Entries from a dataset of interfaces:
____
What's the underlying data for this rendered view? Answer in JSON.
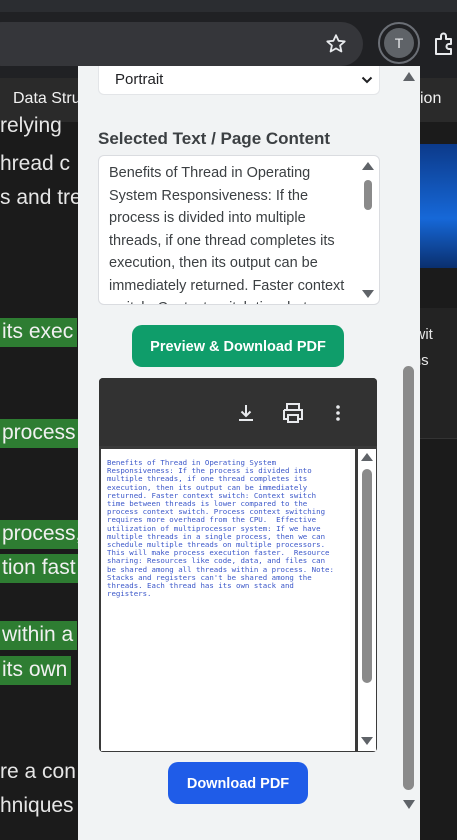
{
  "browser": {
    "profile_initial": "T"
  },
  "background_page": {
    "nav_left": "Data Stru",
    "nav_right": "ion",
    "lines": [
      {
        "text": "relying",
        "highlight": false
      },
      {
        "text": "hread  c",
        "highlight": false
      },
      {
        "text": "s and tre",
        "highlight": false
      },
      {
        "text": "its exec",
        "highlight": true
      },
      {
        "text": "process",
        "highlight": true
      },
      {
        "text": "process,",
        "highlight": true
      },
      {
        "text": "tion fast",
        "highlight": true
      },
      {
        "text": " within a",
        "highlight": true
      },
      {
        "text": " its own",
        "highlight": true
      },
      {
        "text": "re a con",
        "highlight": false
      },
      {
        "text": "hniques",
        "highlight": false
      }
    ],
    "side_lines": [
      "er wit",
      "tions"
    ]
  },
  "popup": {
    "orientation_select": {
      "value": "Portrait",
      "options": [
        "Portrait"
      ]
    },
    "selected_text_heading": "Selected Text / Page Content",
    "selected_text": "Benefits of Thread in Operating System Responsiveness: If the process is divided into multiple threads, if one thread completes its execution, then its output can be immediately returned. Faster context switch: Context switch time between threads is lower compared to the process context switch.",
    "preview_button": "Preview & Download PDF",
    "pdf_preview_text": "Benefits of Thread in Operating System\nResponsiveness: If the process is divided into\nmultiple threads, if one thread completes its\nexecution, then its output can be immediately\nreturned. Faster context switch: Context switch\ntime between threads is lower compared to the\nprocess context switch. Process context switching\nrequires more overhead from the CPU.  Effective\nutilization of multiprocessor system: If we have\nmultiple threads in a single process, then we can\nschedule multiple threads on multiple processors.\nThis will make process execution faster.  Resource\nsharing: Resources like code, data, and files can\nbe shared among all threads within a process. Note:\nStacks and registers can't be shared among the\nthreads. Each thread has its own stack and\nregisters.",
    "download_button": "Download PDF"
  },
  "icons": {
    "star": "star-icon",
    "extensions": "puzzle-icon",
    "viewer_download": "download-icon",
    "viewer_print": "print-icon",
    "viewer_more": "more-vert-icon"
  },
  "colors": {
    "preview_button": "#0f9d6a",
    "download_button": "#1f5ce8",
    "highlight": "#2e7d32",
    "pdf_text": "#3b57c9"
  }
}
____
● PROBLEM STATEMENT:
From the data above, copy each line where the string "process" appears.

● SOLUTION TO THE EXERCISE:
        "text": "process",
        "text": "process,",
    "selected_text": "Benefits of Thread in Operating System Responsiveness: If the process is divided into multiple threads, if one thread completes its execution, then its output can be immediately returned. Faster context switch: Context switch time between threads is lower compared to the process context switch.",
    "pdf_preview_text": "Benefits of Thread in Operating System\nResponsiveness: If the process is divided into\nmultiple threads, if one thread completes its\nexecution, then its output can be immediately\nreturned. Faster context switch: Context switch\ntime between threads is lower compared to the\nprocess context switch. Process context switching\nrequires more overhead from the CPU.  Effective\nutilization of multiprocessor system: If we have\nmultiple threads in a single process, then we can\nschedule multiple threads on multiple processors.\nThis will make process execution faster.  Resource\nsharing: Resources like code, data, and files can\nbe shared among all threads within a process. Note:\nStacks and registers can't be shared among the\nthreads. Each thread has its own stack and\nregisters.",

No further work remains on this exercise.